_SUPPLIED ENTRIES_.
···

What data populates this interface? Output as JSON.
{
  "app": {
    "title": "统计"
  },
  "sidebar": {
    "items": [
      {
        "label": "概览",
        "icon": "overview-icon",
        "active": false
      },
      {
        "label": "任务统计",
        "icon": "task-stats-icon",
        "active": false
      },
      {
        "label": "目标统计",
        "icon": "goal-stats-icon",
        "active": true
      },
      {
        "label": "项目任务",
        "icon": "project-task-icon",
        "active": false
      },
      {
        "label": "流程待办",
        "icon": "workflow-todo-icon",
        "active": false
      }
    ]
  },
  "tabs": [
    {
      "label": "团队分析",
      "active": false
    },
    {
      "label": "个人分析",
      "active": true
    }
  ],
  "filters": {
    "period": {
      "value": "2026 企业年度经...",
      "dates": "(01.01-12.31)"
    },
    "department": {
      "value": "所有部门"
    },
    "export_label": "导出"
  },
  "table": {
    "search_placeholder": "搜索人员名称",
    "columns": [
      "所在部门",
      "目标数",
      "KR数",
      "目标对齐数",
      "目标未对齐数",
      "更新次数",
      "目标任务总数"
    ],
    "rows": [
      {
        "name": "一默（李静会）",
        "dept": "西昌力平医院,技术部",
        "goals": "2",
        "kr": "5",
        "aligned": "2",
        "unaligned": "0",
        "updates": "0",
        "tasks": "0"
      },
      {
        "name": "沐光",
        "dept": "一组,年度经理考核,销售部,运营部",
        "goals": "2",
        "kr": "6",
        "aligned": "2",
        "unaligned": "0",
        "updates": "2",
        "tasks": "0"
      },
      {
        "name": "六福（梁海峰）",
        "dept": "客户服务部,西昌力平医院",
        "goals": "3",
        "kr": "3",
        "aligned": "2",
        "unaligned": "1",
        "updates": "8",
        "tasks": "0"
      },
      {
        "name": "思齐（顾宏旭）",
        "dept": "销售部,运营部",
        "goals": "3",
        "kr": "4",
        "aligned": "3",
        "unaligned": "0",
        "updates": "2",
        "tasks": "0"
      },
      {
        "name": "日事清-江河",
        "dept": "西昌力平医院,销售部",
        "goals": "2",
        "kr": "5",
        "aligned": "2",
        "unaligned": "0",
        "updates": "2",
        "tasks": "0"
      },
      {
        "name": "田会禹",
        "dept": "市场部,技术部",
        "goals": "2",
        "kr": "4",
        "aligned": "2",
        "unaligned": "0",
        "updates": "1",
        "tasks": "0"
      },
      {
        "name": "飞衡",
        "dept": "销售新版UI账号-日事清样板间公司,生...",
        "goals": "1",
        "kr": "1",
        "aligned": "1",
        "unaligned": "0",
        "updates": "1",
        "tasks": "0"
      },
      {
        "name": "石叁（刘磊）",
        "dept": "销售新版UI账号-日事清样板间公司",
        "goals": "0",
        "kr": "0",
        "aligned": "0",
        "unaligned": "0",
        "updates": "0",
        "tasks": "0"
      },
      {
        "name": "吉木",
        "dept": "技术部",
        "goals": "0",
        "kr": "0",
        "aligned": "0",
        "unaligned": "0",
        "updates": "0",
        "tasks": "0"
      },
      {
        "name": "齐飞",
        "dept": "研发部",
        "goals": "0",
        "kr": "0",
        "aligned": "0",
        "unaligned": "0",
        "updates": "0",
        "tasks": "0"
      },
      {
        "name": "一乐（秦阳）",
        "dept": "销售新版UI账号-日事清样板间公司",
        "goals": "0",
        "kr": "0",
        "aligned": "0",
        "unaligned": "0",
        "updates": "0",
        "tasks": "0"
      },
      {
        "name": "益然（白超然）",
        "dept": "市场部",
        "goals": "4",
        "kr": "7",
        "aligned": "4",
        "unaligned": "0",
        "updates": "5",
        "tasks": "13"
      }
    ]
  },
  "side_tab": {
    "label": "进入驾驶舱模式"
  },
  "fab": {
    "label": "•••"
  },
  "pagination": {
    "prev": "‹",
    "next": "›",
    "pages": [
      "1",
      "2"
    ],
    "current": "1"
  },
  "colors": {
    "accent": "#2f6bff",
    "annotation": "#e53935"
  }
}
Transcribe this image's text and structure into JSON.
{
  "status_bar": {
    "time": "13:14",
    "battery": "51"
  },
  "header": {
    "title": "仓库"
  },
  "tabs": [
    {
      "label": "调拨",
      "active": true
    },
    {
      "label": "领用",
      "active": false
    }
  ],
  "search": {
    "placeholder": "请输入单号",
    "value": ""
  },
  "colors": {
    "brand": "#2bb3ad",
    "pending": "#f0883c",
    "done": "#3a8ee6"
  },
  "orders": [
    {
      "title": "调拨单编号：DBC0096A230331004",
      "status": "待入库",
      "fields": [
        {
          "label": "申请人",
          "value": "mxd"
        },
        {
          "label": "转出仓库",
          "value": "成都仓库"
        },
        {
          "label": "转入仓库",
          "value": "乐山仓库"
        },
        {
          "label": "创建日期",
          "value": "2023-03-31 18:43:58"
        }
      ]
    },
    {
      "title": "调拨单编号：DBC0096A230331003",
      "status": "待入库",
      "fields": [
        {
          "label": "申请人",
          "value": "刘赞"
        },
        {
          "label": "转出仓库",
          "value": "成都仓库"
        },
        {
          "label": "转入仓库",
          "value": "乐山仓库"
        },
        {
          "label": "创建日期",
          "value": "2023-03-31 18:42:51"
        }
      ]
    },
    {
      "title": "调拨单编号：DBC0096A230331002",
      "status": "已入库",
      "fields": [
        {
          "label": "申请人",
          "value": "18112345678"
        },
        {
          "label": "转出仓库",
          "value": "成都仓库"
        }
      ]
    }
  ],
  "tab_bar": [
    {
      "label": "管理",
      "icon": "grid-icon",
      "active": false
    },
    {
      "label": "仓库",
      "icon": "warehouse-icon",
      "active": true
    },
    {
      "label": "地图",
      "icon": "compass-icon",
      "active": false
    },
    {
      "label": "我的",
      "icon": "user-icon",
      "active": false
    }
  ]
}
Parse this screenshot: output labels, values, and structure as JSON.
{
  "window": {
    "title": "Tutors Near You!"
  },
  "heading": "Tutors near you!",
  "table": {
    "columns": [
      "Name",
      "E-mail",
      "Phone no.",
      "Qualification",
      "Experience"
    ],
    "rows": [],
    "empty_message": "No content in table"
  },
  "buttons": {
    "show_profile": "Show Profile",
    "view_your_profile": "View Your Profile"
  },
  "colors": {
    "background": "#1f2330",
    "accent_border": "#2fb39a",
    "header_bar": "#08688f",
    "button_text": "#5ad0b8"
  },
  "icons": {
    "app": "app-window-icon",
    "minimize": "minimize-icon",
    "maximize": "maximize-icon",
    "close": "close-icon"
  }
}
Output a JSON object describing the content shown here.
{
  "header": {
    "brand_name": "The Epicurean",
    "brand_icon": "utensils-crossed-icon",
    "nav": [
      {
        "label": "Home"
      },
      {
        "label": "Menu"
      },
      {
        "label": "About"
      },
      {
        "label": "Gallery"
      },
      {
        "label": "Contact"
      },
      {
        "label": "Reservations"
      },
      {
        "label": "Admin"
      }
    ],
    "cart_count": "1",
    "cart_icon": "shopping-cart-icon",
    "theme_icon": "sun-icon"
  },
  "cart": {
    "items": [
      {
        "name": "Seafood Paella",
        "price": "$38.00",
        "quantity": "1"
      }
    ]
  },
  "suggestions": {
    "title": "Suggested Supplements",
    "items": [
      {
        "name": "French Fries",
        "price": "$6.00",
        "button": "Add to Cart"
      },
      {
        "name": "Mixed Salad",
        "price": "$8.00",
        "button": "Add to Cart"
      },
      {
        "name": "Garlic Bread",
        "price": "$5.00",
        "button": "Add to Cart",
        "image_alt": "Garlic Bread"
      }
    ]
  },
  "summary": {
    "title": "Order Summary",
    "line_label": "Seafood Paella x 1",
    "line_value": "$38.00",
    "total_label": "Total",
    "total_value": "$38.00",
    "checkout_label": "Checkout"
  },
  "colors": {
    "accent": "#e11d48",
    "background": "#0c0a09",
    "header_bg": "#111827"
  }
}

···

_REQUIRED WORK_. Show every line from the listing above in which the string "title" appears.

_RESPONSE TO THIS TASK_.
    "title": "统计"
    "title": "仓库"
      "title": "调拨单编号：DBC0096A230331004",
      "title": "调拨单编号：DBC0096A230331003",
      "title": "调拨单编号：DBC0096A230331002",
    "title": "Tutors Near You!"
    "title": "Suggested Supplements",
    "title": "Order Summary",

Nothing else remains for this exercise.